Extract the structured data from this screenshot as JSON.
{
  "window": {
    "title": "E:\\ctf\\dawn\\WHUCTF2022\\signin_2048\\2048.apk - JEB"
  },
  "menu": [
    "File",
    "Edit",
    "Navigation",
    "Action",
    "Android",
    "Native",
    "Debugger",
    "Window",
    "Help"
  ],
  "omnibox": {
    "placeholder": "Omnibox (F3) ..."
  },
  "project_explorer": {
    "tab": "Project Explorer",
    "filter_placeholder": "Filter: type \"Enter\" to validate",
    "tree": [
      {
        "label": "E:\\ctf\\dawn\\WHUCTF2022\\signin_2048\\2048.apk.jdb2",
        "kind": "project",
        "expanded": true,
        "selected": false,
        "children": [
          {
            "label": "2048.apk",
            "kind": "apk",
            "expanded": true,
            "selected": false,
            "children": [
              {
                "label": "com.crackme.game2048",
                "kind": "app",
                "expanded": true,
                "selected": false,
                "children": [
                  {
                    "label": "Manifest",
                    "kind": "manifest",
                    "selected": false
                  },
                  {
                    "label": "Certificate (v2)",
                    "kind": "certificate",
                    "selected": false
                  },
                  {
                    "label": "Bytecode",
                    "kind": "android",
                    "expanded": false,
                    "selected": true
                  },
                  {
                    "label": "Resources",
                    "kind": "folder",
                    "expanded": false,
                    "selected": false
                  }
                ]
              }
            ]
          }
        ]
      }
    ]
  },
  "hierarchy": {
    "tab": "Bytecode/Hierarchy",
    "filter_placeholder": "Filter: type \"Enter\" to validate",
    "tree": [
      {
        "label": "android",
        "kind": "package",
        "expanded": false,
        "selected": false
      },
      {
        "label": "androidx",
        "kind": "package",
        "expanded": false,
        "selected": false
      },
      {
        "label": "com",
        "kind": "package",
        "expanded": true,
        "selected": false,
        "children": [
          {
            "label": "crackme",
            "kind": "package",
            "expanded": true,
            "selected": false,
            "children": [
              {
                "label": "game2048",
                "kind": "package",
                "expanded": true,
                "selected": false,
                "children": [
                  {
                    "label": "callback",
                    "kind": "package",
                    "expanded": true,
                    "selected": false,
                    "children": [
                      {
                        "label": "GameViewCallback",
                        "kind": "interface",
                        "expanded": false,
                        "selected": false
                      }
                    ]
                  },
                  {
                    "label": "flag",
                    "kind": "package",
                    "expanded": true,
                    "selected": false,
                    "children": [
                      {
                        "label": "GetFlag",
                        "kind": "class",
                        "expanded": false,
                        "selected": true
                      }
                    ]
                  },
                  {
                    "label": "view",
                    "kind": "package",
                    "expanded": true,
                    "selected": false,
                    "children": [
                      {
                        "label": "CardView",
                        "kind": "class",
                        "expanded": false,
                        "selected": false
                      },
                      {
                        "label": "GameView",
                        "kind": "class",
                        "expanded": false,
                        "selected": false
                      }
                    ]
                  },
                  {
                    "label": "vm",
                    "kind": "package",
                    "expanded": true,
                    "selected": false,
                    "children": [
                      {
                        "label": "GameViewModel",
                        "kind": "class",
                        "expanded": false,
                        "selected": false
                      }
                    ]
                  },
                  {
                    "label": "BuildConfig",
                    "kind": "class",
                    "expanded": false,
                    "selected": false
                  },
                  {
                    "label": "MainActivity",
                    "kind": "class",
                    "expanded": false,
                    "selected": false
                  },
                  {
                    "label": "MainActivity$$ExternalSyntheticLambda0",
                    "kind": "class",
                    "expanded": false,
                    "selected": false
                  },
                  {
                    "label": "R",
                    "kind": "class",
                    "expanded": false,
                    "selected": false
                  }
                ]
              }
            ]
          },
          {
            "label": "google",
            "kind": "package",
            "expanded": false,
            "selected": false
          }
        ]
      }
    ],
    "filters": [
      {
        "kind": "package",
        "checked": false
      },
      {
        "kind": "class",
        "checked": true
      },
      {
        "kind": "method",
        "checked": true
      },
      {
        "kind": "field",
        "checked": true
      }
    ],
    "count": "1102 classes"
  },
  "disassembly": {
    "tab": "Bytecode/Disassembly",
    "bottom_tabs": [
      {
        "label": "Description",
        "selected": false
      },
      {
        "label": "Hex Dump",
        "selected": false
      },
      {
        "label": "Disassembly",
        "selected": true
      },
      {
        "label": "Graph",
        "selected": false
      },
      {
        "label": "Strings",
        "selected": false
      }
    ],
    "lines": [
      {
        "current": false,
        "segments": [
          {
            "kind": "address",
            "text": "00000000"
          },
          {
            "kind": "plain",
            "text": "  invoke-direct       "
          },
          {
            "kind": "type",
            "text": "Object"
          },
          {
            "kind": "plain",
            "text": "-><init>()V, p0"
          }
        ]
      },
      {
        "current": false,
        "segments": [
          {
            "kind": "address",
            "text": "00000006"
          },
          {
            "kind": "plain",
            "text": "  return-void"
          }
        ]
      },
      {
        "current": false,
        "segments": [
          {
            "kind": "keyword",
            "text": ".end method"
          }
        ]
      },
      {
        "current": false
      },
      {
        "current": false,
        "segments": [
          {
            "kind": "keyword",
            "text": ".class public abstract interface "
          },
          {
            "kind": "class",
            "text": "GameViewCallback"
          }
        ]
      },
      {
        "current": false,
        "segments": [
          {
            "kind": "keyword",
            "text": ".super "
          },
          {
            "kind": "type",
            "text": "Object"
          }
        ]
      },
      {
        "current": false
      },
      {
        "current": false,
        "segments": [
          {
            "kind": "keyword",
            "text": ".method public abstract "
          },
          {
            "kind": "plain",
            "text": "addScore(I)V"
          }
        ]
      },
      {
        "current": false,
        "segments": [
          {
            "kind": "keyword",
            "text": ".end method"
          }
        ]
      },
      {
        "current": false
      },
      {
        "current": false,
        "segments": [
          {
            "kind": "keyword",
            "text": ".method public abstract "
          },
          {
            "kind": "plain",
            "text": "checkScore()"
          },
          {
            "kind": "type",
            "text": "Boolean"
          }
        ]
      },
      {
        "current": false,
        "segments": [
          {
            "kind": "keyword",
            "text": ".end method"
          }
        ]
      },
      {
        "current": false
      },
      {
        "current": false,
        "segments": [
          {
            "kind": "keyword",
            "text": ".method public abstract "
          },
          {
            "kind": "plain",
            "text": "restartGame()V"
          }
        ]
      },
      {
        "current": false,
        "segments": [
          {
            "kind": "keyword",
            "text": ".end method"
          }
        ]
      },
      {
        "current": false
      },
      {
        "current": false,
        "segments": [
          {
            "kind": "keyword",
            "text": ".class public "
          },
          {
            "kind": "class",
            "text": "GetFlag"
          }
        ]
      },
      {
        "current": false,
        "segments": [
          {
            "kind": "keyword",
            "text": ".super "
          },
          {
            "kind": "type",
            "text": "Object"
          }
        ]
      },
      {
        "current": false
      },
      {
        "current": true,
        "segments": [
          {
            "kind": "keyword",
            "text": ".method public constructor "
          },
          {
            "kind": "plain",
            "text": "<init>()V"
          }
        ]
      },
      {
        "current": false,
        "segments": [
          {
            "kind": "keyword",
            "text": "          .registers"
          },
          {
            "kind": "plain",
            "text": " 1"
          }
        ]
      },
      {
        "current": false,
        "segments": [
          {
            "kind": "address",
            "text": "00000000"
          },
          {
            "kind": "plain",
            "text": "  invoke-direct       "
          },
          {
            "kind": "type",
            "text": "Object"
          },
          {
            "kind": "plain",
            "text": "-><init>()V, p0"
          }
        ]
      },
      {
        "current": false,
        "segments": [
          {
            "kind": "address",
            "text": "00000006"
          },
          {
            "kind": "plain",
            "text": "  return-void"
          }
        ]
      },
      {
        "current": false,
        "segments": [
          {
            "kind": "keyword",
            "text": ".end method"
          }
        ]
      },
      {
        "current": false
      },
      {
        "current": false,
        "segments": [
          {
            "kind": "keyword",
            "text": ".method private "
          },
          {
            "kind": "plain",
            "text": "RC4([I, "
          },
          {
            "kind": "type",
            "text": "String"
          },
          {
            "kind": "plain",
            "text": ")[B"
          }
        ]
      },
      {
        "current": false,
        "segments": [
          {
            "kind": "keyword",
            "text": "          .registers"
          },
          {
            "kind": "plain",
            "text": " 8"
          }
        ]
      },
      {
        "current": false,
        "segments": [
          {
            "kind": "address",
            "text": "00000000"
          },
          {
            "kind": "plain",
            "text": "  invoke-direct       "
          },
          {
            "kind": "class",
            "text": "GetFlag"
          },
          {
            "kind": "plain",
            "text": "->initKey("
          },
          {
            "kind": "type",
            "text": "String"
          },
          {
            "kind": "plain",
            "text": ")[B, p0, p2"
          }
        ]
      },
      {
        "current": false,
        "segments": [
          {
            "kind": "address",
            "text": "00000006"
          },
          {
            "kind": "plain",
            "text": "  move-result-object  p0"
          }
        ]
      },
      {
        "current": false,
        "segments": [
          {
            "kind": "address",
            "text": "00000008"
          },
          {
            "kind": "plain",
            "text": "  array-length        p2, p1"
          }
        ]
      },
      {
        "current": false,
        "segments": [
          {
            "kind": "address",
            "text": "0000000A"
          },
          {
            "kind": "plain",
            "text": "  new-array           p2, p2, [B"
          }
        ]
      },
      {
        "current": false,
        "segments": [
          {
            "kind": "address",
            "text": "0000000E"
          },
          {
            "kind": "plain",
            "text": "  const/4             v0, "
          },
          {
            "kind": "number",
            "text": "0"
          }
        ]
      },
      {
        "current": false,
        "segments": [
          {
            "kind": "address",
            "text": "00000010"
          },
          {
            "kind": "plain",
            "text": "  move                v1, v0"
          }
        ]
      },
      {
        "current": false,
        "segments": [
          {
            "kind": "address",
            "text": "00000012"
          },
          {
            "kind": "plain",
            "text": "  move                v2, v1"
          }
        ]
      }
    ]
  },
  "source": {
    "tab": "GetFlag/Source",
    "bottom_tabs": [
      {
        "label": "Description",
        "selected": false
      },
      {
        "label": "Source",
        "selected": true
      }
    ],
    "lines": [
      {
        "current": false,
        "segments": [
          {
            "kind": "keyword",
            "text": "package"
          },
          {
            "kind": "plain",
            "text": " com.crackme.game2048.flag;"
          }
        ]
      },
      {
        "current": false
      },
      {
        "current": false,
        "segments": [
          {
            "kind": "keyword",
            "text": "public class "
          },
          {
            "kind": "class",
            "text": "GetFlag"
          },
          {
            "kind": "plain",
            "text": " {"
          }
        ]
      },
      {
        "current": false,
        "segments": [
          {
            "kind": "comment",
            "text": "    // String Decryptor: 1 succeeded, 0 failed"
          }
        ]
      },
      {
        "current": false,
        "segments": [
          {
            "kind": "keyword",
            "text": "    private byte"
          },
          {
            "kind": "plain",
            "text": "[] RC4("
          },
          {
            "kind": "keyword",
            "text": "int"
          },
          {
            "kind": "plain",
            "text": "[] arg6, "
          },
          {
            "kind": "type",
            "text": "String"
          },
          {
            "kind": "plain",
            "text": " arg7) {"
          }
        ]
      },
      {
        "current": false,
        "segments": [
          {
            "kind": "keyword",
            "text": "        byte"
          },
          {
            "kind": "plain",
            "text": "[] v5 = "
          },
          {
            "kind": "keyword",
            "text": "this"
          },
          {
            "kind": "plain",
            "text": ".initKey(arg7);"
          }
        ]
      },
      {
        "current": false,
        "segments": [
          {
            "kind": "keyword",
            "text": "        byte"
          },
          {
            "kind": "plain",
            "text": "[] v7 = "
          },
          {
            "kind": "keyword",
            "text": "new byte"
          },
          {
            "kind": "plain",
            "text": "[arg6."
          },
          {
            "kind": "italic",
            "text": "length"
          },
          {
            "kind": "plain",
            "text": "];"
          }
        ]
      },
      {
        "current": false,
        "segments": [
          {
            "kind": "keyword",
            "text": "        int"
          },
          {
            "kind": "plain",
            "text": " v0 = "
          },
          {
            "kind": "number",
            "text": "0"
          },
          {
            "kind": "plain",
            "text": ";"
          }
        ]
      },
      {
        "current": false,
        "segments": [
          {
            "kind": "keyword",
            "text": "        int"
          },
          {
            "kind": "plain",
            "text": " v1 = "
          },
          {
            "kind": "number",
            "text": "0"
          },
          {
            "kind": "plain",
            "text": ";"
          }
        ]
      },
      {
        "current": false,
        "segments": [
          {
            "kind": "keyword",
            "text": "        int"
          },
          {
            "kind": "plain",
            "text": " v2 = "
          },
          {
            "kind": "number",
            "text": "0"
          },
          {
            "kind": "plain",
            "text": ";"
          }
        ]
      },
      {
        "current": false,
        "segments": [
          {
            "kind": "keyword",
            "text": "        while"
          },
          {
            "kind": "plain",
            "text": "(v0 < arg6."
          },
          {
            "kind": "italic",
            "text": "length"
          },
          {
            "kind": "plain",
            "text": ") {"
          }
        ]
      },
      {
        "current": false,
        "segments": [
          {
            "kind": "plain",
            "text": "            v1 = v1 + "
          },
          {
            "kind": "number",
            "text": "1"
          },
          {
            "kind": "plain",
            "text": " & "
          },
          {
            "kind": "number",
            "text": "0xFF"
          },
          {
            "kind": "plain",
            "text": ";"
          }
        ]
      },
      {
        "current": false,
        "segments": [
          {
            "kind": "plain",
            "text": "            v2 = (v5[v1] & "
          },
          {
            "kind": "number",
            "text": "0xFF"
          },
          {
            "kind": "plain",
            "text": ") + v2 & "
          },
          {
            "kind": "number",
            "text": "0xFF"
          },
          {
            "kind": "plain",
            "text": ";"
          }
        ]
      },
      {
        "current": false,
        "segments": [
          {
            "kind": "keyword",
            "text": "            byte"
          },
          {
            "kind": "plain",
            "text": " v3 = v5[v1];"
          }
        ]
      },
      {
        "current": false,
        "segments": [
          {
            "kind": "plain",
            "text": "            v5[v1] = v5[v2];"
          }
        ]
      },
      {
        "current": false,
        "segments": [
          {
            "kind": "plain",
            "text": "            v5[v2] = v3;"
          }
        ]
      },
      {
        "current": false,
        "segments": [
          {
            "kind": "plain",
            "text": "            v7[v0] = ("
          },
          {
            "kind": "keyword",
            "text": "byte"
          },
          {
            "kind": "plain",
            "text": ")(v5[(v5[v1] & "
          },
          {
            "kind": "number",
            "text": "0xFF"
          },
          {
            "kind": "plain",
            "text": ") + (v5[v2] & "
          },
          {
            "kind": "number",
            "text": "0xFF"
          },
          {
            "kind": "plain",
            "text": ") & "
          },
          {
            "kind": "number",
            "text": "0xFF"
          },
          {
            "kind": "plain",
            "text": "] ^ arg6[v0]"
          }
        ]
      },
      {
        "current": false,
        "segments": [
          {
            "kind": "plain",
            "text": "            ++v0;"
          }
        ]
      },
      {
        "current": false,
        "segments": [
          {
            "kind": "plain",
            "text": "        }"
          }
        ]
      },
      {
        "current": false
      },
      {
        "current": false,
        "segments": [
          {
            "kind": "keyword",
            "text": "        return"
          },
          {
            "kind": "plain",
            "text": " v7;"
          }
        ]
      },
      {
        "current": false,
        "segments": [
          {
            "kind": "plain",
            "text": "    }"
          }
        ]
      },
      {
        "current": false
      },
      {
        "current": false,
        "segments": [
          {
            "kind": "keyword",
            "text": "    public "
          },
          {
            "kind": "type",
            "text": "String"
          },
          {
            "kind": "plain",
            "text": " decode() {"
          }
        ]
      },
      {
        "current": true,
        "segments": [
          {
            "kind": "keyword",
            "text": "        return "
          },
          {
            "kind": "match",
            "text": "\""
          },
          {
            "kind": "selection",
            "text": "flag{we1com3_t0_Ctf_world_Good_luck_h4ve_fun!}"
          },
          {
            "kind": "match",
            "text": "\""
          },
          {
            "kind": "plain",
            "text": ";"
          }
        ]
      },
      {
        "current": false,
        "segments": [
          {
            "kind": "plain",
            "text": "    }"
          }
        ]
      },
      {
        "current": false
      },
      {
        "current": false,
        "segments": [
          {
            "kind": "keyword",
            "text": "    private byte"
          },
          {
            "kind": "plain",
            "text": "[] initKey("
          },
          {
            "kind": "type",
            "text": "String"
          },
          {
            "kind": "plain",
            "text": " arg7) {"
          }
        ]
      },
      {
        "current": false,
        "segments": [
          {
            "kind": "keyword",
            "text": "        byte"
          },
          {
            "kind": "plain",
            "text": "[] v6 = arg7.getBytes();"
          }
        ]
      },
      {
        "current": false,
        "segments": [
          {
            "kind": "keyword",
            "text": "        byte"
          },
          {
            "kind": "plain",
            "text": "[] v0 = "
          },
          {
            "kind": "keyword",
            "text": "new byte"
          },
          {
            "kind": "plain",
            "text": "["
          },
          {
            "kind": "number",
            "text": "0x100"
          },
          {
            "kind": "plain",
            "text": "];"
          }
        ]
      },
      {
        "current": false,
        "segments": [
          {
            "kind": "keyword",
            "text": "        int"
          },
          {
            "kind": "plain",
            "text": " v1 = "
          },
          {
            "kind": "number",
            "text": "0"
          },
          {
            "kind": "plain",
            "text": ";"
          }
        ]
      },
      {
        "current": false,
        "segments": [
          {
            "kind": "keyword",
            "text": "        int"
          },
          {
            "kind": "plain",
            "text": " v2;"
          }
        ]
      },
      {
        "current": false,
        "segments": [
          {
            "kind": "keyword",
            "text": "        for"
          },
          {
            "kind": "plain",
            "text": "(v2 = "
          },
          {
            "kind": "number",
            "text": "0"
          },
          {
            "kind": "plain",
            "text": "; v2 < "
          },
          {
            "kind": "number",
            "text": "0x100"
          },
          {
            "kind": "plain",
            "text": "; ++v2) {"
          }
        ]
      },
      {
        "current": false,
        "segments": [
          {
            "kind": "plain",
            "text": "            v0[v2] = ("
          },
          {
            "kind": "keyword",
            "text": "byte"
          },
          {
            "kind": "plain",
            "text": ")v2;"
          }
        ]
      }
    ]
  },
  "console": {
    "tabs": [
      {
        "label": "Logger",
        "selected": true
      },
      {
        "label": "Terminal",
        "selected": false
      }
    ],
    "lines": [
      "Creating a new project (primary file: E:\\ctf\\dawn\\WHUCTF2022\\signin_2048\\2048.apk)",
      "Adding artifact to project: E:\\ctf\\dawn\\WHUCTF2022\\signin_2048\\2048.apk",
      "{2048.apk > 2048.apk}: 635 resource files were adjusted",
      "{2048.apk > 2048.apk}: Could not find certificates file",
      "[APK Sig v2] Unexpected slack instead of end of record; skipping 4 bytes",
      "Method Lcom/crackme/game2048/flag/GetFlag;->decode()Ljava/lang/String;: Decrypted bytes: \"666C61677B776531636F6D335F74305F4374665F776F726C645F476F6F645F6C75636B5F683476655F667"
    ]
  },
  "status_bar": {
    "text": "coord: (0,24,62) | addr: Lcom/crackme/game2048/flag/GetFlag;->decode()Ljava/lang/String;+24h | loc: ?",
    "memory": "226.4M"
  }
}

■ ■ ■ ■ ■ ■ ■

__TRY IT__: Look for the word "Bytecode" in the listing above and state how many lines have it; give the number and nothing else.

__RESULT OF THIS TASK__: 3